EXERCISE AIM:
Your response should consist of the entries below, written out exactly.

======== MATERIAL FOR THIS TASK

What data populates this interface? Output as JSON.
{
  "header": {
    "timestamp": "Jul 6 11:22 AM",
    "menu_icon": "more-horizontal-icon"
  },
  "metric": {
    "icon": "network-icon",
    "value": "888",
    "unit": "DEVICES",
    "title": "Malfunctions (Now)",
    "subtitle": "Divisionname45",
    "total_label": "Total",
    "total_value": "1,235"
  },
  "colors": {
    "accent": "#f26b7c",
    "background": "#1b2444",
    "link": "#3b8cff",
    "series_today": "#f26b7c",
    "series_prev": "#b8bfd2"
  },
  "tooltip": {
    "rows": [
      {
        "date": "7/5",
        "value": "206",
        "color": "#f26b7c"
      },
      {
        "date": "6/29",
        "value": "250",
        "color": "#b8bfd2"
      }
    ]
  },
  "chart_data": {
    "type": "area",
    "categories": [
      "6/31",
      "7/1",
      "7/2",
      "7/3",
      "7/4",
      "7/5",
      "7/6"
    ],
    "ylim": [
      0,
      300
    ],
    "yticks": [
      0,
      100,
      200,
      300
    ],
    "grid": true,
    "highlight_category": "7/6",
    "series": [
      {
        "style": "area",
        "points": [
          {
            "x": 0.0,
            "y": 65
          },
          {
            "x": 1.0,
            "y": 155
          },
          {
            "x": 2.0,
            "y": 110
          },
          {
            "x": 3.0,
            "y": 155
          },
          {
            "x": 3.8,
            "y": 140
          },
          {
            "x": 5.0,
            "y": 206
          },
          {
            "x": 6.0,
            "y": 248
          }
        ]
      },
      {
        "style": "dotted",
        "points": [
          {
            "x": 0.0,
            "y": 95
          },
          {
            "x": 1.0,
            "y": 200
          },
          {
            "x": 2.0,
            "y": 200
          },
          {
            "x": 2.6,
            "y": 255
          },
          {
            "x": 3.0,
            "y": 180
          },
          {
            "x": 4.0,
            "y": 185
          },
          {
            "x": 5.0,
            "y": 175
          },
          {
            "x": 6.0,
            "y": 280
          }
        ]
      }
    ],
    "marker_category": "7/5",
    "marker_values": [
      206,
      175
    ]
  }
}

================

TASK RESPONSE:
What data populates this interface? Output as JSON.
{
  "header": {
    "timestamp": "Jul 6 11:22 AM",
    "menu_icon": "more-horizontal-icon"
  },
  "metric": {
    "icon": "network-icon",
    "value": "888",
    "unit": "DEVICES",
    "title": "Malfunctions (Now)",
    "subtitle": "Divisionname45",
    "total_label": "Total",
    "total_value": "1,235"
  },
  "colors": {
    "accent": "#f26b7c",
    "background": "#1b2444",
    "link": "#3b8cff",
    "series_today": "#f26b7c",
    "series_prev": "#b8bfd2"
  },
  "tooltip": {
    "rows": [
      {
        "date": "7/5",
        "value": "206",
        "color": "#f26b7c"
      },
      {
        "date": "6/29",
        "value": "250",
        "color": "#b8bfd2"
      }
    ]
  },
  "chart_data": {
    "type": "area",
    "categories": [
      "6/31",
      "7/1",
      "7/2",
      "7/3",
      "7/4",
      "7/5",
      "7/6"
    ],
    "ylim": [
      0,
      300
    ],
    "yticks": [
      0,
      100,
      200,
      300
    ],
    "grid": true,
    "highlight_category": "7/6",
    "series": [
      {
        "style": "area",
        "points": [
          {
            "x": 0.0,
            "y": 65
          },
          {
            "x": 1.0,
            "y": 155
          },
          {
            "x": 2.0,
            "y": 110
          },
          {
            "x": 3.0,
            "y": 155
          },
          {
            "x": 3.8,
            "y": 140
          },
          {
            "x": 5.0,
            "y": 206
          },
          {
            "x": 6.0,
            "y": 248
          }
        ]
      },
      {
        "style": "dotted",
        "points": [
          {
            "x": 0.0,
            "y": 95
          },
          {
            "x": 1.0,
            "y": 200
          },
          {
            "x": 2.0,
            "y": 200
          },
          {
            "x": 2.6,
            "y": 255
          },
          {
            "x": 3.0,
            "y": 180
          },
          {
            "x": 4.0,
            "y": 185
          },
          {
            "x": 5.0,
            "y": 175
          },
          {
            "x": 6.0,
            "y": 280
          }
        ]
      }
    ],
    "marker_category": "7/5",
    "marker_values": [
      206,
      175
    ]
  }
}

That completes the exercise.